K 4.8 mEq/L
Cl 103 mEq/L
Plt 187 x 103/mm3
LDL 125 mg/dL
CO2 21 mEq/L
WBC 7.9 x 103/mm3
HDL 38 mg/dL
BUN 24 mg/dLMCV 77 m3
Trig 215 mg/dL
SCr 1.2 mg/dL MCHC 29 g/dL
Glu 98 mg/dL
Digoxin serum concentration: 1.8 ng/mL ECG Sinus rhythm, first-degree AVB, 50 bpm, old AWMI, no ST–T wave changes noted, QT/QTc 406/431 What drug-related problems appear to be present in this patient?

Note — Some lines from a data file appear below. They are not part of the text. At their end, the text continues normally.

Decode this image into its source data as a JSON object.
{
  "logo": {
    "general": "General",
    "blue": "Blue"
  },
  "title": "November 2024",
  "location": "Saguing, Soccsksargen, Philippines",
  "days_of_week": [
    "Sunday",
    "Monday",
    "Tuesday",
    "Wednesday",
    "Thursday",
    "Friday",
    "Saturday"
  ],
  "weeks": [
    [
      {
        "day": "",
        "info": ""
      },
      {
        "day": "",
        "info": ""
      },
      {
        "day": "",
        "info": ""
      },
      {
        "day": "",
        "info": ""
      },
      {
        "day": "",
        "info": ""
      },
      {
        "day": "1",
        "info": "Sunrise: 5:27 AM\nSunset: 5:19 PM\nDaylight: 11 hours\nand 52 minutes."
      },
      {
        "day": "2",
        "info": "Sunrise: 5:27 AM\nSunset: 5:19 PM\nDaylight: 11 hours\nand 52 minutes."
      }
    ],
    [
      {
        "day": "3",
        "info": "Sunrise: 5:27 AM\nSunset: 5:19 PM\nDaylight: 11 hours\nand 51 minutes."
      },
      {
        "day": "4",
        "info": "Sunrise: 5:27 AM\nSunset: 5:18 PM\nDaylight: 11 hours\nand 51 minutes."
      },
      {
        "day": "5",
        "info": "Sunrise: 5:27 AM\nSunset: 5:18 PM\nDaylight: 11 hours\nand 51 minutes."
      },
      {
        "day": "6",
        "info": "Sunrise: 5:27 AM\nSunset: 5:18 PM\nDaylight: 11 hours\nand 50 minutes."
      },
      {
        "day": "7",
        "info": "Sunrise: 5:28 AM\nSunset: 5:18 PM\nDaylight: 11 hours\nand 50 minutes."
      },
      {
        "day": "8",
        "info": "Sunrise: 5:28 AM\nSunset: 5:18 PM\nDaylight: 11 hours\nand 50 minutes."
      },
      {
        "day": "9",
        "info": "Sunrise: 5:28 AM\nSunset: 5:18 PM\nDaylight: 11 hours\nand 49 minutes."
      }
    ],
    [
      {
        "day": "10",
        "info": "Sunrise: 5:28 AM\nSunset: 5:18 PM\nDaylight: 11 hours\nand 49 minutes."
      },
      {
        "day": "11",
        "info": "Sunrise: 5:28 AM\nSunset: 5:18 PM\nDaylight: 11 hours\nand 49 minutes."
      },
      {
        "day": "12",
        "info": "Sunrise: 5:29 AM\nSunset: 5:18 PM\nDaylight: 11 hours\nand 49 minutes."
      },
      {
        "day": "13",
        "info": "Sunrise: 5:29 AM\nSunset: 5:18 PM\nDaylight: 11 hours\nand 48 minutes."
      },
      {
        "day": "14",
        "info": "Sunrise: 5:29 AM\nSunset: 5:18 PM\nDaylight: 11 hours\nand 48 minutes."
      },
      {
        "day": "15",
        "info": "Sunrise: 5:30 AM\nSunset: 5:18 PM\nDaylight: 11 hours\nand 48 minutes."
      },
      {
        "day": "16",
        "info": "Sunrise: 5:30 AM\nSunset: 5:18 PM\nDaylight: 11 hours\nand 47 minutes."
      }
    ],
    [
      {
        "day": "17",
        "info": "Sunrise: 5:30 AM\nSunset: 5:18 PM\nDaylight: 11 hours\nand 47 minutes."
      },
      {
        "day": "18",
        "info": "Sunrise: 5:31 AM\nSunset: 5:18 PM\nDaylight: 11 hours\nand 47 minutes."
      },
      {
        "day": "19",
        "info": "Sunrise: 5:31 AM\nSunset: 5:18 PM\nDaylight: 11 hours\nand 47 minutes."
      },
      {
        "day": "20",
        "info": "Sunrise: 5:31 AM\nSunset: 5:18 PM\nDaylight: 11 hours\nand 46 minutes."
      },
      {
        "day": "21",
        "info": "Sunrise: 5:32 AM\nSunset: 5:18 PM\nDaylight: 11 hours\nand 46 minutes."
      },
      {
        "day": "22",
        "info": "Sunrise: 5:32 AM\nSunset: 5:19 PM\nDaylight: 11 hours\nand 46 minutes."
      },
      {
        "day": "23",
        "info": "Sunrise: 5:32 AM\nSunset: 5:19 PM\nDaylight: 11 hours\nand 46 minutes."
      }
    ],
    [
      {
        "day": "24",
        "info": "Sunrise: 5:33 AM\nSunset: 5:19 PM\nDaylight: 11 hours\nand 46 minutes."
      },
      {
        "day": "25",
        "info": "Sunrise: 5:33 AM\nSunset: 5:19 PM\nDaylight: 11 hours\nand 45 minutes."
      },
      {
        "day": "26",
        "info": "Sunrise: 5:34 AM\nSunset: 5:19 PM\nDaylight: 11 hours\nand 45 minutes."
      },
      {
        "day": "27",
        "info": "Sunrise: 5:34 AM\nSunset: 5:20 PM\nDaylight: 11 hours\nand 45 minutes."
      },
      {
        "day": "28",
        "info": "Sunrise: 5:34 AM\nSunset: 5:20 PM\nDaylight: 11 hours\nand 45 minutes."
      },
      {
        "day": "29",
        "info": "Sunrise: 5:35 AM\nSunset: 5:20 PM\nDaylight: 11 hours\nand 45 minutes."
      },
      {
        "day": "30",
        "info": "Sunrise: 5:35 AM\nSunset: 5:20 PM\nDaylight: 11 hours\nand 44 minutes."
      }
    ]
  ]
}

Could any of these problems potentially be caused or exacerbated by his current therapy? Case discussion Does this patient possess any modifiable risk factors for IHD? What pharmacotherapeutic options are available for treating this patient's IHD? Discuss the agents in each class with respect to their relative utility in his care. Given the patient information provided, construct a complete pharmacotherapeutic plan for optimizing management of his IHD. Mr Palmer improved hemodynamically following a switch from diltiazem to amlodipine. However, due to continued frequent episodes of angina, his amlodipine was titrated to 10 mg once daily. He returned to cardiology clinic today stating that his angina frequency has improved somewhat on the maximum dose of amlodipine but is still bothersome to him. His cardiologist decided to add ranolazine 500 mg twice daily to his regimen in an attempt to further decrease his angina frequency. What information will you communicate to the patient about his antianginal regimen to help him experience the greatest benefit and fewest adverse effects? What are the goals of pharmacotherapy for IHD in this case? What information will you communicate to the patient about his antianginal regimen to help him experience the greatest benefit and fewest adverse effects? What drug therapy changes would you recommend to avoid or minimize drug interactions with ranolazine? @salmazrou